Should you offer summer school this year?
What constitutes a summer school, and should you be offering them this year?
Summer schools traditionally involve a provider (school, independent organisation or hybrid) offering condensed courses and tuition over the summer holiday period.
The aim of summer schools traditionally has been a blend of additional support for more vulnerable children at a time of transition, activities to limit learning loss over the longer holiday period, offering enrichment activity to a group of pupils, or to offer additional childcare throughout the holidays.
Although summer schools are not common practice in the UK, there is a history to them whereby the DfE at one time provided funding to support transition-based Summer schools and there are lots of companies who offer holiday clubs throughout the year to help support working parents.
We have always talked about learning loss and how schools can implement tasks over the holidays to ensure that ‘learning loss’ is limited.
Children have worked hard for months in the run up to the summer break. The sudden stop in formal teacher-led learning and academic stimulus can cause children to forget the knowledge they have acquired. Basic skills when they are not practised and reinforced can deteriorate over time. Furthermore, children of primary school age don’t have the social experiences to engage in social learning.
Under normal circumstances we see very few schools push work over the holidays for a number of reasons.
Firstly, the holidays are meant to be just that. A holiday where both staff and pupils relax before the turn of the next academic year. Children invariably need a mixture of activities, and the summer break enables learning to take place in different ways and at a different pace including, but not restricted to, the exploration of the outside world, social and fun activities. Teachers need the opportunity to rest, refresh and plan for the year ahead. They are not available for the teaching intervention and interjection required for children to make normal academic progress.
Secondly, setting children work before they move into their next year sometimes means the work won’t be marked by the teacher who sets the work in the first place so seems counter-intuitive.
Transition into the next academic year is incredibly important for pupils and has often been a focus for schools.
For 2020 children this transition is going to be tougher. Not only are they going to be transitioning to a new year group with a new teacher, they are also going to be adjusting to returning to school in what will no doubt be very different circumstances.
It is going to be unsettling and they won’t have had the same experiences getting to grips with their new surroundings and expectations.
Could summer schools help?
Whilst formal in-person summer schools could be put in place, our feeling is that this added pressure and stress could have a negative impact. Teachers certainly will need a proper break this year. They have had to deal with unprecedented times and at a moment’s notice have stepped up to ensure that a wide range of provision has been in place for their children from remote learning to the delivery of school meals, from supporting the children of key workers to rearranging schools and classrooms to cope with social distancing as select year groups return.
However, what schools could be looking to do is to set work and provide resources, which will help limit further learning loss and help introduce them to the surroundings they will face when they return. Such activity should be available with minimal set up for teachers, intervention or follow-up. It should support children’s learning, help them reinforce concepts, knowledge and understanding and enable them to make a smoother transition on their return to school for the coming academic year.
What would we recommend for summer school learning?

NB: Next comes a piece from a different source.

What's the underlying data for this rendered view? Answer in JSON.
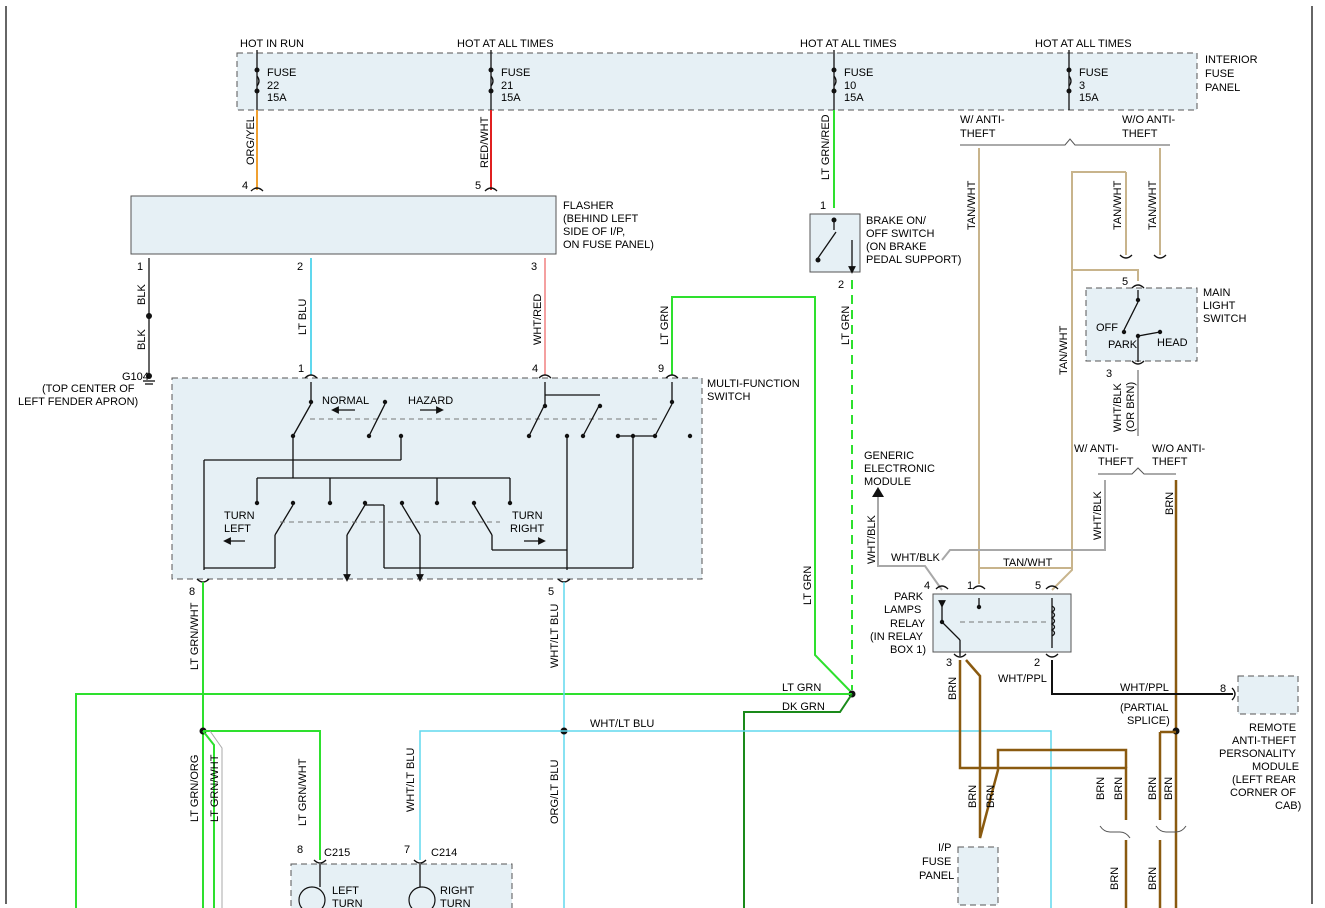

It is possible to put in place a programme of summer learning with minimal effort. It doesn’t require significant amounts of planning or intervention. It simply requires access to the appropriate resources.
We are helping schools by creating a series of virtual summer school programmes, which can be delivered through our online learning portal DB Primary. Consisting of no more than five hours a week, they offer self-marking learning activities in core areas with no teacher marking required. Furthermore, if required, the school may use class communities to help introduce the children to their new class, teacher and peers, including collaboration opportunities through blogs and forums.
The government has provided significant resources to protect the economy. The DfE has offered funding for laptops for key year groups, supported the development of resources and provided guidance. Perhaps now they should look to support children and teachers through the summer break. Should the DfE fund the emergence of summer schools to help combat the effect of children missing so much of their current year?
If you would like more information around how our products can help limit learning loss and support you in teaching pupils remotely, please get in touch.